Even though Reed and Greene styled this as an entertainment, which certainly registers as scenically gorgeous and sinisterly shadowy via the cinematography of the great Oswald Morris, the material can support deeper analyses. “A real ‘winds of change’ film, with traditional values crumbling in the beat of prerevolutionary Cuba,” Time Out Film Guide critic Robert Murphy concluded. “Guinness is wonderful. Discovering an unexpected ability to recognize the real in the game of make-believe, he emerges as master of the situation through the boldness of his fantasies. This mad world, where fictional characters die real deaths and even the Clean-Easy man can’t be trusted, has little in common with Le Carré’s Circus, but as Guinness’ vacuum cleaner salesman/spy sheds his innocence, he becomes dimly recognizable as an early incarnation of mole-catcher Smiley.
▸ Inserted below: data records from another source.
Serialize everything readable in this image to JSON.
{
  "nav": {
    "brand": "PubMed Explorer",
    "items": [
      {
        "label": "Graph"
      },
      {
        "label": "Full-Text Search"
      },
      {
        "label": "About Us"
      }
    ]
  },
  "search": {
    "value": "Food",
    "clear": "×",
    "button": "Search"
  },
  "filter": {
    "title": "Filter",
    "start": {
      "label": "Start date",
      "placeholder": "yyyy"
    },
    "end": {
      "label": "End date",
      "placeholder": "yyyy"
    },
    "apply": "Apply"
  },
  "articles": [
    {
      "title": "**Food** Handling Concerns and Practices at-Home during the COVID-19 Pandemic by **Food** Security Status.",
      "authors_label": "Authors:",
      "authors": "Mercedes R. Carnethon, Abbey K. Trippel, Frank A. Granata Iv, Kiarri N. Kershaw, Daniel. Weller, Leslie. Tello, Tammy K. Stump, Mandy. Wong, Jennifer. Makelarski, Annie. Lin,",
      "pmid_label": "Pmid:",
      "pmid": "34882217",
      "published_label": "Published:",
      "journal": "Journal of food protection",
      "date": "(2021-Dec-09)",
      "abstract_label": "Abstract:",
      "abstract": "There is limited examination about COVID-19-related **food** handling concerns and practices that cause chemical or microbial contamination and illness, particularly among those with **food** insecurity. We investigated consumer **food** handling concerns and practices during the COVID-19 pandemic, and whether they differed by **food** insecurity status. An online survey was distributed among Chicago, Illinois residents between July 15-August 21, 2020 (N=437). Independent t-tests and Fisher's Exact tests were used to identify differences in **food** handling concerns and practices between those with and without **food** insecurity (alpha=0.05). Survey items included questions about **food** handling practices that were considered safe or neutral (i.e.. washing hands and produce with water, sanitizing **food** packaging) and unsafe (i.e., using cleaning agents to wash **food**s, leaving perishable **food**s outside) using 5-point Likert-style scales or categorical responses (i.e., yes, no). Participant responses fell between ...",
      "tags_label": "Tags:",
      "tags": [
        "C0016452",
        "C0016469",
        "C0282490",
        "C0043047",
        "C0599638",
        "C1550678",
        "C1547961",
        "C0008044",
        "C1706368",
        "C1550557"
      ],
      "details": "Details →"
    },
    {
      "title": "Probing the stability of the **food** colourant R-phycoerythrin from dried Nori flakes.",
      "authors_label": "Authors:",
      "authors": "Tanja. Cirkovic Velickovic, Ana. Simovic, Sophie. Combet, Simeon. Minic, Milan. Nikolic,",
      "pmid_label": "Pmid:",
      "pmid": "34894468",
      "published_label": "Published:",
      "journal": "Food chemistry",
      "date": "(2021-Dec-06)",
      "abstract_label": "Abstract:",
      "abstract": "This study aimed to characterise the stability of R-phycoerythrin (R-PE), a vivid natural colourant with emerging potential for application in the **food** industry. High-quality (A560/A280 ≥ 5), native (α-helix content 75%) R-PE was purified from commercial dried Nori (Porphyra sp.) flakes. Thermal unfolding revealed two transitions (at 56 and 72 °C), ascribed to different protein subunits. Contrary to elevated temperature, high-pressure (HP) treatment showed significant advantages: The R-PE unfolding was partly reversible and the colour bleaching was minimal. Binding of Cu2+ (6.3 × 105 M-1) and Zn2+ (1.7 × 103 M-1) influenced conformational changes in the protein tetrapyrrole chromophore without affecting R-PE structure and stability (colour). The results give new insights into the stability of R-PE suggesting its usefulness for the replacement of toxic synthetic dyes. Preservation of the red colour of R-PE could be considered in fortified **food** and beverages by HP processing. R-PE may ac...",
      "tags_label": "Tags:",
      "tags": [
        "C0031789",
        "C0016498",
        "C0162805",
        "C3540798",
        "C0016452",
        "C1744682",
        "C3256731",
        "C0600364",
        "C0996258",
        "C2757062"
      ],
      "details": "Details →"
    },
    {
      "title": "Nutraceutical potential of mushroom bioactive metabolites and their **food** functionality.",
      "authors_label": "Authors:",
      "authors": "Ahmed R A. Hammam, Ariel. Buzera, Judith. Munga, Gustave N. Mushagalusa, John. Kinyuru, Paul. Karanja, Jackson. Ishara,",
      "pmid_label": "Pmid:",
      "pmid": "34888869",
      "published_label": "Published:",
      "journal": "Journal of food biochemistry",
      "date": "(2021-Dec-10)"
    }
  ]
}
Graham Greene’s ‘entertainment’ is only gently macabre and the threats never quite materialize, but the film cleverly captures the confusion of optimism, cynicism and money-grubbing greed of the ‘never had it so good’ years.” In raising a daiquiri toast – or perhaps a Guinness – to birthday honoree Reed, we add that Our Man in Havana on a sparkling Twilight Time hi-def Blu-ray is available at 33% off original list through Wednesday only.